Indianapolis, Indiana – According to state health officials, a resident of Johnson County has been identified as Indiana’s first West Nile virus case of 2023.

The individual’s status is unknown, and they have not been identified.

Following the first West Nile virus case of the year, the Indiana Department of Health is advising Hoosiers to avoid mosquito bites.

State health officials issue a warning after numerous instances of the virus being found in mosquitoes across Indiana.

60 counties’ worth of mosquito samples have tested positive for West Nile Virus thus far, totaling 225.

“The risk of mosquito-borne disease remains through the first hard freeze, so it is important that Hoosiers take precautions against mosquito bites until then,” said State Health Commissioner Lindsay Weaver in a release. “Mosquito season is far from over, and simple prevention steps can help Hoosiers enjoy the outdoors without putting themselves at unnecessary risk.”

The symptoms of West Nile fever, which can be brought on by the West Nile virus, include fever, headache, body aches, swollen lymph nodes, and a rash. Some patients may develop a more severe version of the neurological condition that causes muscle paralysis, brain and spinal cord inflammation, and even death.

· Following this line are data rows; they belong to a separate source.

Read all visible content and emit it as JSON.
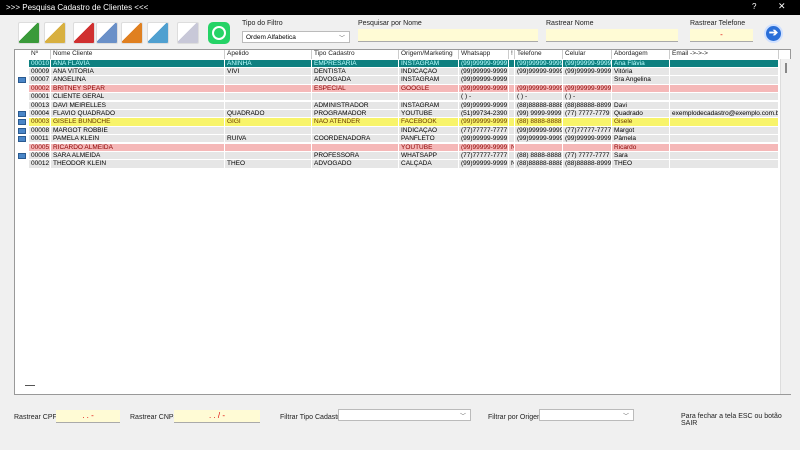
{
  "window": {
    "title": ">>> Pesquisa Cadastro de Clientes <<<",
    "help": "?",
    "close": "✕"
  },
  "toolbar": {
    "buttons": [
      {
        "name": "add-icon",
        "color": "#3a9a3a"
      },
      {
        "name": "edit-icon",
        "color": "#d8b040"
      },
      {
        "name": "delete-icon",
        "color": "#d03030"
      },
      {
        "name": "print-icon",
        "color": "#6a90c8"
      },
      {
        "name": "export-icon",
        "color": "#e08020"
      },
      {
        "name": "image-icon",
        "color": "#50a0d0"
      },
      {
        "name": "email-icon",
        "color": "#c8c8d8"
      },
      {
        "name": "whatsapp-icon",
        "color": "#25d366"
      }
    ]
  },
  "filters": {
    "tipo_filtro_label": "Tipo do Filtro",
    "tipo_filtro_value": "Ordem Alfabetica",
    "pesquisar_nome_label": "Pesquisar por Nome",
    "pesquisar_nome_value": "",
    "rastrear_nome_label": "Rastrear Nome",
    "rastrear_nome_value": "",
    "rastrear_telefone_label": "Rastrear Telefone",
    "rastrear_telefone_value": "-"
  },
  "grid": {
    "columns": [
      "Nº",
      "Nome Cliente",
      "Apelido",
      "Tipo Cadastro",
      "Origem/Marketing",
      "Whatsapp",
      "!",
      "Telefone",
      "Celular",
      "Abordagem",
      "Email ->->->"
    ],
    "rows": [
      {
        "style": "sel",
        "icon": false,
        "cells": [
          "00010",
          "ANA FLAVIA",
          "ANINHA",
          "EMPRESARIA",
          "INSTAGRAM",
          "(99)99999-9999",
          "",
          "(99)99999-9999",
          "(99)99999-9999",
          "Ana Flávia",
          ""
        ]
      },
      {
        "style": "normal",
        "icon": false,
        "cells": [
          "00009",
          "ANA VITÓRIA",
          "VIVI",
          "DENTISTA",
          "INDICAÇÃO",
          "(99)99999-9999",
          "",
          "(99)99999-9999",
          "(99)99999-9999",
          "Vitória",
          ""
        ]
      },
      {
        "style": "normal",
        "icon": true,
        "cells": [
          "00007",
          "ANGELINA",
          "",
          "ADVOGADA",
          "INSTAGRAM",
          "(99)99999-9999",
          "",
          "",
          "",
          "Sra Angelina",
          ""
        ]
      },
      {
        "style": "pink",
        "icon": false,
        "cells": [
          "00002",
          "BRITNEY SPEAR",
          "",
          "ESPECIAL",
          "GOOGLE",
          "(99)99999-9999",
          "",
          "(99)99999-9999",
          "(99)99999-9999",
          "",
          ""
        ]
      },
      {
        "style": "normal",
        "icon": false,
        "cells": [
          "00001",
          "CLIENTE GERAL",
          "",
          "",
          "",
          "(  )     -",
          "",
          "(  )     -",
          "(  )     -",
          "",
          ""
        ]
      },
      {
        "style": "normal",
        "icon": false,
        "cells": [
          "00013",
          "DAVI MEIRELLES",
          "",
          "ADMINISTRADOR",
          "INSTAGRAM",
          "(99)99999-9999",
          "",
          "(88)88888-8888",
          "(88)88888-8899",
          "Davi",
          ""
        ]
      },
      {
        "style": "normal",
        "icon": true,
        "cells": [
          "00004",
          "FLAVIO QUADRADO",
          "QUADRADO",
          "PROGRAMADOR",
          "YOUTUBE",
          "(51)99734-2390",
          "",
          "(99) 9999-9999",
          "(77) 7777-7779",
          "Quadrado",
          "exemplodecadastro@exemplo.com.br"
        ]
      },
      {
        "style": "yellow",
        "icon": true,
        "cells": [
          "00003",
          "GISELE BUNDCHE",
          "GIGI",
          "NAO ATENDER",
          "FACEBOOK",
          "(99)99999-9999",
          "",
          "(88) 8888-8888",
          "",
          "Gisele",
          ""
        ]
      },
      {
        "style": "normal",
        "icon": true,
        "cells": [
          "00008",
          "MARGOT ROBBIE",
          "",
          "",
          "INDICAÇÃO",
          "(77)77777-7777",
          "",
          "(99)99999-9999",
          "(77)77777-7777",
          "Margot",
          ""
        ]
      },
      {
        "style": "normal",
        "icon": true,
        "cells": [
          "00011",
          "PAMELA KLEIN",
          "RUIVA",
          "COORDENADORA",
          "PANFLETO",
          "(99)99999-9999",
          "",
          "(99)99999-9999",
          "(99)99999-9999",
          "Pâmela",
          ""
        ]
      },
      {
        "style": "pink",
        "icon": false,
        "cells": [
          "00005",
          "RICARDO ALMEIDA",
          "",
          "",
          "YOUTUBE",
          "(99)99999-9999",
          "N",
          "",
          "",
          "Ricardo",
          ""
        ]
      },
      {
        "style": "normal",
        "icon": true,
        "cells": [
          "00006",
          "SARA ALMEIDA",
          "",
          "PROFESSORA",
          "WHATSAPP",
          "(77)77777-7777",
          "",
          "(88) 8888-8888",
          "(77) 7777-7777",
          "Sara",
          ""
        ]
      },
      {
        "style": "normal",
        "icon": false,
        "cells": [
          "00012",
          "THEODOR KLEIN",
          "THEO",
          "ADVOGADO",
          "CALÇADA",
          "(99)99999-9999",
          "N",
          "(88)88888-8888",
          "(88)88888-8999",
          "THEO",
          ""
        ]
      }
    ]
  },
  "bottom": {
    "cpf_label": "Rastrear CPF",
    "cpf_value": ".   .   -",
    "cnpj_label": "Rastrear CNPJ",
    "cnpj_value": ".   .   /   -",
    "tipo_label": "Filtrar Tipo Cadastro",
    "tipo_value": "",
    "origem_label": "Filtrar por Origem",
    "origem_value": "",
    "hint": "Para fechar a tela ESC ou botão SAIR"
  },
  "colors": {
    "selected": "#0e8080",
    "pink": "#f5b8b8",
    "yellow": "#f8f46a",
    "input": "#fffbd5"
  }
}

Anyone who thinks they might have the West Nile virus sickness should visit their doctor.

The following recommendations are made by state health experts to help avoid diseases spread by mosquitoes:

• Apply an EPA-registered insect repellent containing DEET, picaridin, IR3535, oil of lemon eucalyptus, para-menthane-diol, or 2-Undecanone to clothes and exposed skin;
• Avoid being outdoors when mosquitoes are active (especially early morning, late afternoon, and the hours between dusk and dawn);
• Cover exposed skin by wearing a hat, long sleeves, and long pants in places where mosquitoes are especially active, such as wooded areas;
• Install or repair screens on windows and doors to keep mosquitoes out of the home.

According to IDOH, even a little container like a bottle cap can develop into a mosquito breeding ground. The actions listed below can assist in getting rid of them:

• Discard old tires, tin cans, ceramic pots, or other containers that can hold water;
• Repair failed septic systems;
• Drill holes in the bottom of recycling containers left outdoors;
• Keep grass cut short and shrubbery trimmed;
• Clean clogged roof gutters, particularly if leaves tend to plug up the drains;
• Frequently replace the water in pet bowls;
• Flush ornamental fountains and birdbaths periodically; and,
• Aerate ornamental pools or stock them with predatory fish.